## Instructions for the task
Your job is to reproduce all of the data exactly.

## Input material
◆ ◆ ◆ ◆ ◆ ◆ ◆
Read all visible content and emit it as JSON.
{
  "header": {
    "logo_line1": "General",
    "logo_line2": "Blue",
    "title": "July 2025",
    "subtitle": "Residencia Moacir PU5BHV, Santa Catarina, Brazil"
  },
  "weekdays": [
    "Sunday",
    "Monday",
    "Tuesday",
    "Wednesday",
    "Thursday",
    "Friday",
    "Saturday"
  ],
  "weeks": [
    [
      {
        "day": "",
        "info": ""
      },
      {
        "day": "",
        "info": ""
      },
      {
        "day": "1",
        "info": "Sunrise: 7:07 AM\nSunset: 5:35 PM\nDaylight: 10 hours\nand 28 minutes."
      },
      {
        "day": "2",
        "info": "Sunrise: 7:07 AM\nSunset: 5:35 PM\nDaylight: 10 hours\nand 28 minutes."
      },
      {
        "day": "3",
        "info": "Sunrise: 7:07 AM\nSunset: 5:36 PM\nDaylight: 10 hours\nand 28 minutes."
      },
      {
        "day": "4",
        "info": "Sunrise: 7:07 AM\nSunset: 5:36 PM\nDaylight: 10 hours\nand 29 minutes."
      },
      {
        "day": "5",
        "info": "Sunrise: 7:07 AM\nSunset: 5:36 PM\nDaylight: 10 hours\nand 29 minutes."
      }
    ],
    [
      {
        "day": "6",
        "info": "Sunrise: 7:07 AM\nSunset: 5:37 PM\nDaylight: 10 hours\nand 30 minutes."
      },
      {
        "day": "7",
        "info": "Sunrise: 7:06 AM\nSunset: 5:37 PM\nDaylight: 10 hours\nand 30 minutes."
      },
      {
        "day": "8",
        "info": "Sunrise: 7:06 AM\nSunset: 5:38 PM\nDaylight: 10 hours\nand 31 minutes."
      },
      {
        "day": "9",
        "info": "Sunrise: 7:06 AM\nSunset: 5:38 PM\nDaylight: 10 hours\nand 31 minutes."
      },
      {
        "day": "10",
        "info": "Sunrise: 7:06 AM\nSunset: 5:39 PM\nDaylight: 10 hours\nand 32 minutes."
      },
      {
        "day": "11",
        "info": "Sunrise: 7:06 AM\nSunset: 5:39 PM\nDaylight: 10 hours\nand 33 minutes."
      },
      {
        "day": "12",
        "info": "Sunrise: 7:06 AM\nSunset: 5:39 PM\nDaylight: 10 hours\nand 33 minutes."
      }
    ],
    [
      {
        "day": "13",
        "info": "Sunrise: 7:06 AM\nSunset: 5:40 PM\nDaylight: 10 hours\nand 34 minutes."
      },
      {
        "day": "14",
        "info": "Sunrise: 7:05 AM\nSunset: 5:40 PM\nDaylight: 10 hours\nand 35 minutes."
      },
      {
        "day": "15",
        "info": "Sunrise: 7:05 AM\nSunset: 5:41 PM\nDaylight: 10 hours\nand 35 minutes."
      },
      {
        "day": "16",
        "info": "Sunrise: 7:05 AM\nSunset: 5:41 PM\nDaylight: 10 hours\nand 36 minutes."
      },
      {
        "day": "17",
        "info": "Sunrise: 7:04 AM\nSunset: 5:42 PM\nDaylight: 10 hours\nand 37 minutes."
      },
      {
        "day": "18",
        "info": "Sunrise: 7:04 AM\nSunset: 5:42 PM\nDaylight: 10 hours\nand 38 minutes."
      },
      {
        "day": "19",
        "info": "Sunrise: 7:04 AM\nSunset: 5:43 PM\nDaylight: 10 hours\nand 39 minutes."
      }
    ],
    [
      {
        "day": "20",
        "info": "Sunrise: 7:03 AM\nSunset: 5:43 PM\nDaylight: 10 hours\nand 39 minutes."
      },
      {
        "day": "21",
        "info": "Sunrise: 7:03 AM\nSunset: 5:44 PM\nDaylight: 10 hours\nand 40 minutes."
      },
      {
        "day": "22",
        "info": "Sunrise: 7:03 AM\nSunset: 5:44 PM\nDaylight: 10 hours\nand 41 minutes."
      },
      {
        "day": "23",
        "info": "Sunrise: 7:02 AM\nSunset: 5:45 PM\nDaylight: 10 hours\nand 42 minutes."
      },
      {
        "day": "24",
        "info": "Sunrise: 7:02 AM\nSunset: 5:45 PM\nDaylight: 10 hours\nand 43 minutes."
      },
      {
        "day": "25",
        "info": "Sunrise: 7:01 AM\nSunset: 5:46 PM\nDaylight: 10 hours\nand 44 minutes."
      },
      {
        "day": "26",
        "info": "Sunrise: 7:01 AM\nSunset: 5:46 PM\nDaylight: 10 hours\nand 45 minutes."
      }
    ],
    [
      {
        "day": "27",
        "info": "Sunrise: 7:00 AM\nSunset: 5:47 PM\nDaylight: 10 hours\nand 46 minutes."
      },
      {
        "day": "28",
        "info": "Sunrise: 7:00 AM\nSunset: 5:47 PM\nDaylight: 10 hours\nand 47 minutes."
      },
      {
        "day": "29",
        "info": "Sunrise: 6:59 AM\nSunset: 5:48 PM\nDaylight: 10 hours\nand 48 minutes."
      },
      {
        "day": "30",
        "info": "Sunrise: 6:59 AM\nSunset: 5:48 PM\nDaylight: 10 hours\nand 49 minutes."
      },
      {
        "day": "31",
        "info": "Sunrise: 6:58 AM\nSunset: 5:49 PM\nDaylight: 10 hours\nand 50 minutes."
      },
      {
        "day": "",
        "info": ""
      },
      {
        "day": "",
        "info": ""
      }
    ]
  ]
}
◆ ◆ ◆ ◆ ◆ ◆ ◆
## Solution
Read all visible content and emit it as JSON.
{
  "header": {
    "logo_line1": "General",
    "logo_line2": "Blue",
    "title": "July 2025",
    "subtitle": "Residencia Moacir PU5BHV, Santa Catarina, Brazil"
  },
  "weekdays": [
    "Sunday",
    "Monday",
    "Tuesday",
    "Wednesday",
    "Thursday",
    "Friday",
    "Saturday"
  ],
  "weeks": [
    [
      {
        "day": "",
        "info": ""
      },
      {
        "day": "",
        "info": ""
      },
      {
        "day": "1",
        "info": "Sunrise: 7:07 AM\nSunset: 5:35 PM\nDaylight: 10 hours\nand 28 minutes."
      },
      {
        "day": "2",
        "info": "Sunrise: 7:07 AM\nSunset: 5:35 PM\nDaylight: 10 hours\nand 28 minutes."
      },
      {
        "day": "3",
        "info": "Sunrise: 7:07 AM\nSunset: 5:36 PM\nDaylight: 10 hours\nand 28 minutes."
      },
      {
        "day": "4",
        "info": "Sunrise: 7:07 AM\nSunset: 5:36 PM\nDaylight: 10 hours\nand 29 minutes."
      },
      {
        "day": "5",
        "info": "Sunrise: 7:07 AM\nSunset: 5:36 PM\nDaylight: 10 hours\nand 29 minutes."
      }
    ],
    [
      {
        "day": "6",
        "info": "Sunrise: 7:07 AM\nSunset: 5:37 PM\nDaylight: 10 hours\nand 30 minutes."
      },
      {
        "day": "7",
        "info": "Sunrise: 7:06 AM\nSunset: 5:37 PM\nDaylight: 10 hours\nand 30 minutes."
      },
      {
        "day": "8",
        "info": "Sunrise: 7:06 AM\nSunset: 5:38 PM\nDaylight: 10 hours\nand 31 minutes."
      },
      {
        "day": "9",
        "info": "Sunrise: 7:06 AM\nSunset: 5:38 PM\nDaylight: 10 hours\nand 31 minutes."
      },
      {
        "day": "10",
        "info": "Sunrise: 7:06 AM\nSunset: 5:39 PM\nDaylight: 10 hours\nand 32 minutes."
      },
      {
        "day": "11",
        "info": "Sunrise: 7:06 AM\nSunset: 5:39 PM\nDaylight: 10 hours\nand 33 minutes."
      },
      {
        "day": "12",
        "info": "Sunrise: 7:06 AM\nSunset: 5:39 PM\nDaylight: 10 hours\nand 33 minutes."
      }
    ],
    [
      {
        "day": "13",
        "info": "Sunrise: 7:06 AM\nSunset: 5:40 PM\nDaylight: 10 hours\nand 34 minutes."
      },
      {
        "day": "14",
        "info": "Sunrise: 7:05 AM\nSunset: 5:40 PM\nDaylight: 10 hours\nand 35 minutes."
      },
      {
        "day": "15",
        "info": "Sunrise: 7:05 AM\nSunset: 5:41 PM\nDaylight: 10 hours\nand 35 minutes."
      },
      {
        "day": "16",
        "info": "Sunrise: 7:05 AM\nSunset: 5:41 PM\nDaylight: 10 hours\nand 36 minutes."
      },
      {
        "day": "17",
        "info": "Sunrise: 7:04 AM\nSunset: 5:42 PM\nDaylight: 10 hours\nand 37 minutes."
      },
      {
        "day": "18",
        "info": "Sunrise: 7:04 AM\nSunset: 5:42 PM\nDaylight: 10 hours\nand 38 minutes."
      },
      {
        "day": "19",
        "info": "Sunrise: 7:04 AM\nSunset: 5:43 PM\nDaylight: 10 hours\nand 39 minutes."
      }
    ],
    [
      {
        "day": "20",
        "info": "Sunrise: 7:03 AM\nSunset: 5:43 PM\nDaylight: 10 hours\nand 39 minutes."
      },
      {
        "day": "21",
        "info": "Sunrise: 7:03 AM\nSunset: 5:44 PM\nDaylight: 10 hours\nand 40 minutes."
      },
      {
        "day": "22",
        "info": "Sunrise: 7:03 AM\nSunset: 5:44 PM\nDaylight: 10 hours\nand 41 minutes."
      },
      {
        "day": "23",
        "info": "Sunrise: 7:02 AM\nSunset: 5:45 PM\nDaylight: 10 hours\nand 42 minutes."
      },
      {
        "day": "24",
        "info": "Sunrise: 7:02 AM\nSunset: 5:45 PM\nDaylight: 10 hours\nand 43 minutes."
      },
      {
        "day": "25",
        "info": "Sunrise: 7:01 AM\nSunset: 5:46 PM\nDaylight: 10 hours\nand 44 minutes."
      },
      {
        "day": "26",
        "info": "Sunrise: 7:01 AM\nSunset: 5:46 PM\nDaylight: 10 hours\nand 45 minutes."
      }
    ],
    [
      {
        "day": "27",
        "info": "Sunrise: 7:00 AM\nSunset: 5:47 PM\nDaylight: 10 hours\nand 46 minutes."
      },
      {
        "day": "28",
        "info": "Sunrise: 7:00 AM\nSunset: 5:47 PM\nDaylight: 10 hours\nand 47 minutes."
      },
      {
        "day": "29",
        "info": "Sunrise: 6:59 AM\nSunset: 5:48 PM\nDaylight: 10 hours\nand 48 minutes."
      },
      {
        "day": "30",
        "info": "Sunrise: 6:59 AM\nSunset: 5:48 PM\nDaylight: 10 hours\nand 49 minutes."
      },
      {
        "day": "31",
        "info": "Sunrise: 6:58 AM\nSunset: 5:49 PM\nDaylight: 10 hours\nand 50 minutes."
      },
      {
        "day": "",
        "info": ""
      },
      {
        "day": "",
        "info": ""
      }
    ]
  ]
}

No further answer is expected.